◆ WHAT TO WORK ON: Give the count of lines in the records below that contain "used", and say nothing more.

◆ SUPPLIED RECORDS:
BEGIN
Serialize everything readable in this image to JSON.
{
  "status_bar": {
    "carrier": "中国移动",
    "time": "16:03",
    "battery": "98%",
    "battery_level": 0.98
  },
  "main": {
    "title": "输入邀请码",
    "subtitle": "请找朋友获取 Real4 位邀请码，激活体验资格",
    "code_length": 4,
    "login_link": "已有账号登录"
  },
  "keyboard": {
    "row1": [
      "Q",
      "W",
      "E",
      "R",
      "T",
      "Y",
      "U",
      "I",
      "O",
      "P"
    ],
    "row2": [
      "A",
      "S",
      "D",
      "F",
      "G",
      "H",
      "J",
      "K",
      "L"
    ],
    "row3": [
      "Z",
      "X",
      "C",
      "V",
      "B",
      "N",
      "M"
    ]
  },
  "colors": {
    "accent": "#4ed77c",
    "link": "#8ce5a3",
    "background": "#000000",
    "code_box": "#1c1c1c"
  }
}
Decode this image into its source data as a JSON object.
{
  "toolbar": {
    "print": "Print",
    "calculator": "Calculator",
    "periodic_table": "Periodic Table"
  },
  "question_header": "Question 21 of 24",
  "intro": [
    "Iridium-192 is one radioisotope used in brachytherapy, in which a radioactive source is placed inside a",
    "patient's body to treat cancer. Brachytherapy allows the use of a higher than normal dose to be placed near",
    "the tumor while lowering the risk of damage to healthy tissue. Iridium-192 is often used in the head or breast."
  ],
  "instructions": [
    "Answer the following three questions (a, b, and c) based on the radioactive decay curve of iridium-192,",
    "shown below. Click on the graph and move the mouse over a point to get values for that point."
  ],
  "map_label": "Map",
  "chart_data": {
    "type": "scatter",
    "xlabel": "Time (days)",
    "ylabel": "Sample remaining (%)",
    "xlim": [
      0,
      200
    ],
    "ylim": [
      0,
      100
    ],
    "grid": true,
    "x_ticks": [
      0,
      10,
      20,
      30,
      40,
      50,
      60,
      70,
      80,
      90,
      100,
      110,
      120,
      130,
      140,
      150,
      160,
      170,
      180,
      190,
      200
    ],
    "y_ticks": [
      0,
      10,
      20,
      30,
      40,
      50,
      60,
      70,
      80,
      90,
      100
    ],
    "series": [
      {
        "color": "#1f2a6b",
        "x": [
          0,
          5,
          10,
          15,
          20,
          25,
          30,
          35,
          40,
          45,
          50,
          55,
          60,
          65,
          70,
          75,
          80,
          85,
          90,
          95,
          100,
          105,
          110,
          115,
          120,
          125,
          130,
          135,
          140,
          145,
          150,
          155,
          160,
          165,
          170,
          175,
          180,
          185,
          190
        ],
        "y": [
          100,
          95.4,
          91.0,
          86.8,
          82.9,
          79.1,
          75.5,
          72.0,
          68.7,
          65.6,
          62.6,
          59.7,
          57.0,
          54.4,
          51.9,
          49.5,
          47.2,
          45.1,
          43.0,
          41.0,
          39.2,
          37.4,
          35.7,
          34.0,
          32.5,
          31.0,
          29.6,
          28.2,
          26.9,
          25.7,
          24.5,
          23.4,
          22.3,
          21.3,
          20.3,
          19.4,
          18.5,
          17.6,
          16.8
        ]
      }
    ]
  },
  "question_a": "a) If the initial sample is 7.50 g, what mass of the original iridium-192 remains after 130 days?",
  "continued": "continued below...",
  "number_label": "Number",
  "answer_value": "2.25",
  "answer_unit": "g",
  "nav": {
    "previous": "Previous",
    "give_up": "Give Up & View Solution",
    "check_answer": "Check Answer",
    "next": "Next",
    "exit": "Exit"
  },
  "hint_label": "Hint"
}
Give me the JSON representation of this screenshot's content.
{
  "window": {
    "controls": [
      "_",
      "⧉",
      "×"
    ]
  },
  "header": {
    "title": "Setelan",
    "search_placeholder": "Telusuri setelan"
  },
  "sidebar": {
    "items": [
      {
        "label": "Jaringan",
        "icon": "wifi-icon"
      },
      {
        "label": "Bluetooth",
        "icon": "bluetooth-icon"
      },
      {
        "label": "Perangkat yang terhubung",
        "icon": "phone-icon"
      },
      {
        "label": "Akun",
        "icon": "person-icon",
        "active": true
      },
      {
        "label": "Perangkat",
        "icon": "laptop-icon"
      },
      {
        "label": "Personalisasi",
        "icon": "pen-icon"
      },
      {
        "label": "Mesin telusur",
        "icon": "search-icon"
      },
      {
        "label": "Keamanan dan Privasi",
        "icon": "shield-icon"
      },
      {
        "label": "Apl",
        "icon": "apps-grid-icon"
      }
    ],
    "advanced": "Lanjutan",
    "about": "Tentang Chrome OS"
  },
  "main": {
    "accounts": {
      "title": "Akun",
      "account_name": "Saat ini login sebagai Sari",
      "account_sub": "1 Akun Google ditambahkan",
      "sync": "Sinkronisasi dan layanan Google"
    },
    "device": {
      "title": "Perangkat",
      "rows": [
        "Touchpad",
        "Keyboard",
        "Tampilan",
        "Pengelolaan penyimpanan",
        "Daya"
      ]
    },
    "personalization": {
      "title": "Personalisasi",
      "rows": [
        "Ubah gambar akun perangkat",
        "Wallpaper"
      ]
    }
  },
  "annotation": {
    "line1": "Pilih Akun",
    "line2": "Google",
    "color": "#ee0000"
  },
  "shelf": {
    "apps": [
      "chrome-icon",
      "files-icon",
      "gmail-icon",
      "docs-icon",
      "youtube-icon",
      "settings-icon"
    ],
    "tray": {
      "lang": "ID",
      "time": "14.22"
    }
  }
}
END
◆ WORKED SOLUTION: 2